Is China Looking to Stockpile Zero-Days? New Vulnerability Disclosure Rules Could Create Closed Pipeline From Security Researchers to CCP

New vulnerability disclosure rules announced by the Chinese government have raised the prospect of “zero-day hoarding,” as anything discovered in the country must now be reported to the CCP and to no one else (in most cases). This includes a rule forbidding disclosures to the general public before a vendor has had a “reasonable chance” to patch the issue.

The new rules will, at the very least, threaten to disrupt working relationships between Chinese security researchers and “bug bounty” programs based in the West. The more worrisome possibility is that the Chinese government will collect and sit on zero-days, holding them in reserve for use by its state-backed hacking groups rather than disclosing them to software vendors and to the public so that appropriate safety measures can be taken.

Is the Chinese government planning to hoard zero-days?

All of this traces back to new vulnerability disclosure rules proposed by the Cyberspace Administration of China (CAC), which are slated to go into effect on September 1. The new rules make it illegal for anyone but the government to “publish or sell” vulnerabilities, requires everyone in the country to report discovered vulnerabilities within two days, prohibits disclosures before a vendor has had a “reasonable chance” to patch the issue (with case-by-case exemptions potentially granted by the Ministry of Industry and Information Technology), and prohibits any type of vulnerability disclosure to “overseas organizations” among other new requirements.
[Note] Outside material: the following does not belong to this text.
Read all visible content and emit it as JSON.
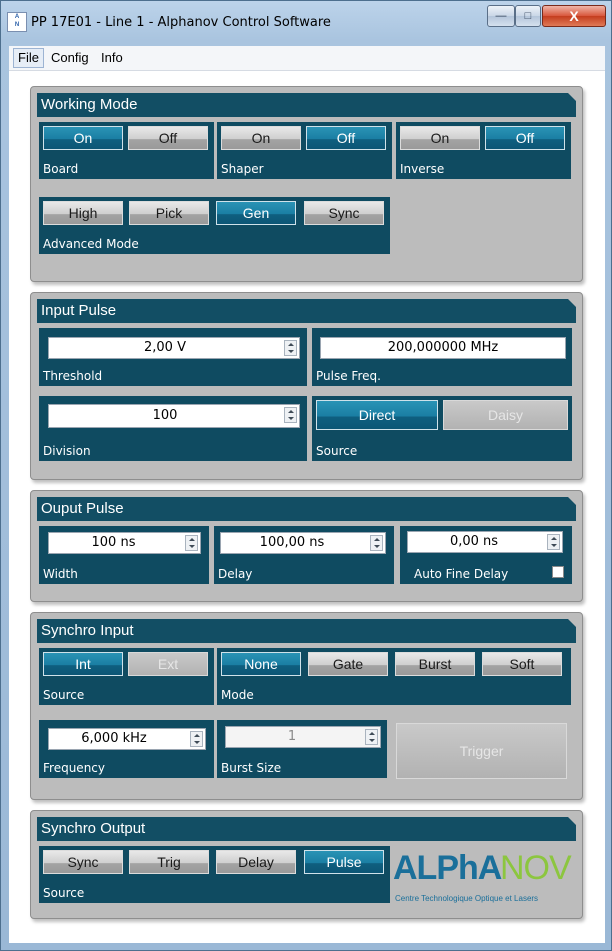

When researchers make a discovery, the new vulnerability disclosure process is rigid and requires them to go to the government first. Researchers themselves could face criminal penalties from the Ministry of Public Safety should they step outside the bounds of the formal reporting process. Any new zero-day discovered must be reported to the MIIT within two days, and in most cases it will then be up to the agency as to how and when the vendor is notified of the exploit. Naturally, the worry is that the government will simply keep many of these vulnerabilities quiet and keep them on hand for use by their own state-affiliated hackers. If the…